WHAT IS BEING ASKED >> For the string "Hilfe", search the entries below and copy every line where it appears.

EXTRACTED RECORDS section start

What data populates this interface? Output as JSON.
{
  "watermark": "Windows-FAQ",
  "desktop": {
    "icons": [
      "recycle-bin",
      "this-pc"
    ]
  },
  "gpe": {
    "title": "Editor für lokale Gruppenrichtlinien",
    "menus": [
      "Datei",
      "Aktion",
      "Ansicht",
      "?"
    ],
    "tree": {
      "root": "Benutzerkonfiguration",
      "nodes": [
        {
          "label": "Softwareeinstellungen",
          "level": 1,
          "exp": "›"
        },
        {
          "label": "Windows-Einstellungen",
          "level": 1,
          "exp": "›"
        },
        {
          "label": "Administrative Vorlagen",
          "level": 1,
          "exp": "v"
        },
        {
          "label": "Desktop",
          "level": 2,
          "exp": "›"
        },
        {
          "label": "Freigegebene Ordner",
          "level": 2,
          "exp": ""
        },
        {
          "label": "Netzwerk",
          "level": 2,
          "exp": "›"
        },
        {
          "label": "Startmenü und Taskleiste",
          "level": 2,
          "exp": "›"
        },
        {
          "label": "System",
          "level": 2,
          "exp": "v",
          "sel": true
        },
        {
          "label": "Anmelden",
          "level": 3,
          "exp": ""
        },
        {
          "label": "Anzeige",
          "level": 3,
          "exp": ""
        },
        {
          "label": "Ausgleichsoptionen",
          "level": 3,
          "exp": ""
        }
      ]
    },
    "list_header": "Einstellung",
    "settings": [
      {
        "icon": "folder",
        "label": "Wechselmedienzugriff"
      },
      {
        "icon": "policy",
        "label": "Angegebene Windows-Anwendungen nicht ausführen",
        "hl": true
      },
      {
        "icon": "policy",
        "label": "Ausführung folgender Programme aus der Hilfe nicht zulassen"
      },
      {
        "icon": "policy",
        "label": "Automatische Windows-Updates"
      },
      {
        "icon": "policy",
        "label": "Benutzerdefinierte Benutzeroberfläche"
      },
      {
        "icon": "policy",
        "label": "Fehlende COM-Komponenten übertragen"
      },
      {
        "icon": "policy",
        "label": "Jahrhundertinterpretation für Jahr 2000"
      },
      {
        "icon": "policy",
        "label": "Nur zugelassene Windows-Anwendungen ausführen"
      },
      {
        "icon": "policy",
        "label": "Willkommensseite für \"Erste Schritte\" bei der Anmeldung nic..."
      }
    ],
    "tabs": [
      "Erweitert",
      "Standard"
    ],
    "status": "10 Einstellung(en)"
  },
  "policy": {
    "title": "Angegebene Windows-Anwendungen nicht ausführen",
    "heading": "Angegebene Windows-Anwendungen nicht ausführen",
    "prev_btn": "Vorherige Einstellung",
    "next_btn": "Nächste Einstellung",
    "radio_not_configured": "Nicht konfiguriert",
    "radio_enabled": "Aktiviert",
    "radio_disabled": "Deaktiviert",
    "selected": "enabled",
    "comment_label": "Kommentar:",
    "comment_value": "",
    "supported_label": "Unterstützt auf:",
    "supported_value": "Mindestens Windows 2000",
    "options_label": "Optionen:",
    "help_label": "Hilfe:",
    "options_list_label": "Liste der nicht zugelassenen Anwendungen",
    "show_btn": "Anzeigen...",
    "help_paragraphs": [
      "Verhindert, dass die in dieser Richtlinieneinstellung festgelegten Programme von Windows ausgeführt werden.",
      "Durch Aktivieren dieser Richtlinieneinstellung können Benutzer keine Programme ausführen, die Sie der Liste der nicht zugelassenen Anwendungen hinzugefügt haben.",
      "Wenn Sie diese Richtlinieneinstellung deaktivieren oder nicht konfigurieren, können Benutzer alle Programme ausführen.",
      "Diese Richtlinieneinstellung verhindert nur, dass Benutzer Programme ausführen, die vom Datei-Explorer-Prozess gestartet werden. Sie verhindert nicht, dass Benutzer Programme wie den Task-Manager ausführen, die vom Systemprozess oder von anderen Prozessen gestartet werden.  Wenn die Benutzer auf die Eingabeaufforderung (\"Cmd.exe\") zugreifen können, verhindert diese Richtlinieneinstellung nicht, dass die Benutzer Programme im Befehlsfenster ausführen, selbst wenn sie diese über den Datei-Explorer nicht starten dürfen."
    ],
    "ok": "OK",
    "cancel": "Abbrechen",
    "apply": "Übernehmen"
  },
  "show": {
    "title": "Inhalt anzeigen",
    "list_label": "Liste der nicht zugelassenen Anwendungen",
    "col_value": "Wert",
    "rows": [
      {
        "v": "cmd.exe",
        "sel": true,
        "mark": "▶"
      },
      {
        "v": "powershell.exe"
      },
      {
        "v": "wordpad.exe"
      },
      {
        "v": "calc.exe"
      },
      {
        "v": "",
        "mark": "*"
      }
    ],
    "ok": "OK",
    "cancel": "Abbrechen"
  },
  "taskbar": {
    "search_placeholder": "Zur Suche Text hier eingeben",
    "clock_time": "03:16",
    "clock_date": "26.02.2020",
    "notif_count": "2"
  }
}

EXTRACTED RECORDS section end

THE COMPLETED TASK >>
        "label": "Ausführung folgender Programme aus der Hilfe nicht zulassen"
    "help_label": "Hilfe:",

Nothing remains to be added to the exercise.